    Why is the industry acting like Crispin’s use of “crowdsourcing” is such a startlingly bold and original concept?
    I hate to break it to all those posters prostrating themselves before the brilliance that is Crispin, but there have been open calls for logo designs long before the advent of the Internet. And what about all those contests where the public was invited to come up with slogans and jingles? The practice was so common, it was a regular plot device on sitcoms like “The Flintstones.”
    And, more recently, what about that consumer-created commercial for Doritos (or was it Cheetos) that ran during the Super Bowl a few years back? I’d argue that was far more ambitious than designing a logo.
    Just because they cloak it in the latest jargon doesn’t mean the idea itself is new.
    The only aspect of the controversy worth getting worked up over is the measly compensation. The winner only gets $1000 for a logo that will, in theory, be used for years to come? And just how much will Crispin get for this? They may not be making millions on this account but you can be damn sure they’ll be making more than just a grand for their efforts.
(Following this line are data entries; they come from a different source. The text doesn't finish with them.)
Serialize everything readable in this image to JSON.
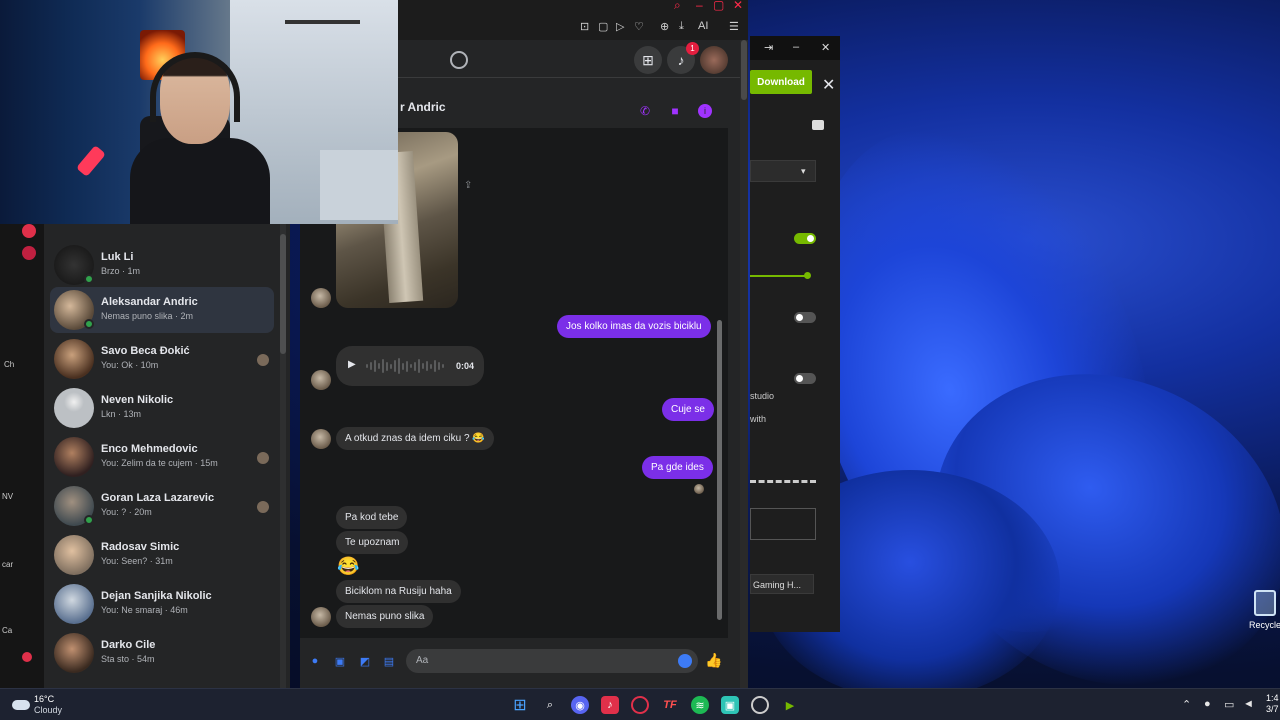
{
  "messenger": {
    "chat_title": "r Andric",
    "composer_placeholder": "Aa",
    "notification_count": "1",
    "voice_duration": "0:04",
    "conversations": [
      {
        "name": "Luk Li",
        "preview": "Brzo · 1m",
        "online": true
      },
      {
        "name": "Aleksandar Andric",
        "preview": "Nemas puno slika · 2m",
        "online": true,
        "active": true
      },
      {
        "name": "Savo Beca Đokić",
        "preview": "You: Ok · 10m",
        "online": false
      },
      {
        "name": "Neven Nikolic",
        "preview": "Lkn · 13m",
        "online": false
      },
      {
        "name": "Enco Mehmedovic",
        "preview": "You: Zelim da te cujem · 15m",
        "online": false
      },
      {
        "name": "Goran Laza Lazarevic",
        "preview": "You: ? · 20m",
        "online": true
      },
      {
        "name": "Radosav Simic",
        "preview": "You: Seen? · 31m",
        "online": false
      },
      {
        "name": "Dejan Sanjika Nikolic",
        "preview": "You: Ne smaraj · 46m",
        "online": false
      },
      {
        "name": "Darko Cile",
        "preview": "Sta sto · 54m",
        "online": false
      }
    ],
    "messages": [
      {
        "side": "out",
        "text": "Jos kolko imas da vozis biciklu"
      },
      {
        "side": "out",
        "text": "Cuje se"
      },
      {
        "side": "in",
        "text": "A otkud znas da idem ciku ? 😂"
      },
      {
        "side": "out",
        "text": "Pa gde ides"
      },
      {
        "side": "in",
        "text": "Pa kod tebe"
      },
      {
        "side": "in",
        "text": "Te upoznam"
      },
      {
        "side": "in",
        "text": "😂"
      },
      {
        "side": "in",
        "text": "Biciklom na Rusiju haha"
      },
      {
        "side": "in",
        "text": "Nemas puno slika"
      }
    ]
  },
  "browser": {
    "ai_label": "AI"
  },
  "right_app": {
    "download_label": "Download",
    "text_studio": "studio",
    "text_with": "with",
    "select_gaming": "Gaming H..."
  },
  "desktop": {
    "recycle_label": "Recycle"
  },
  "taskbar": {
    "temp": "16°C",
    "condition": "Cloudy",
    "clock_time": "1:4",
    "clock_date": "3/7"
  },
  "left_strip_labels": [
    "Ch",
    "NV",
    "car",
    "Ca"
  ],
  "colors": {
    "messenger_bg": "#242526",
    "out_bubble": "#7b2fe8",
    "in_bubble": "#303030",
    "accent_blue": "#3d7bf5",
    "nvidia_green": "#76b900"
  }
}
  6. @Stephen Marshall
    I think everyone is startled that is Crispin is crowdsourcing because of their strong stance on no spec work.
    They don’t believe in pitches and are standing by that by not defending the VW account.
    I don’t think Crispin is getting any out of this and that is why they are try crowdsourcing. Their interns were won in an eBay auction by Brammo for about $18,000. The interns designed a logo (among other things) but the client didn’t seem to like it I am guessing, so Alex Burnard, a CP&B CD, put it on CrowdSpring.

  7. Burnett’s lonely man is invested. He gets his hands dirty. He probably believes in the client’s product with a greater, deeper passion than the client himself. And you don’t find that type of creative on a crowdsourcing site.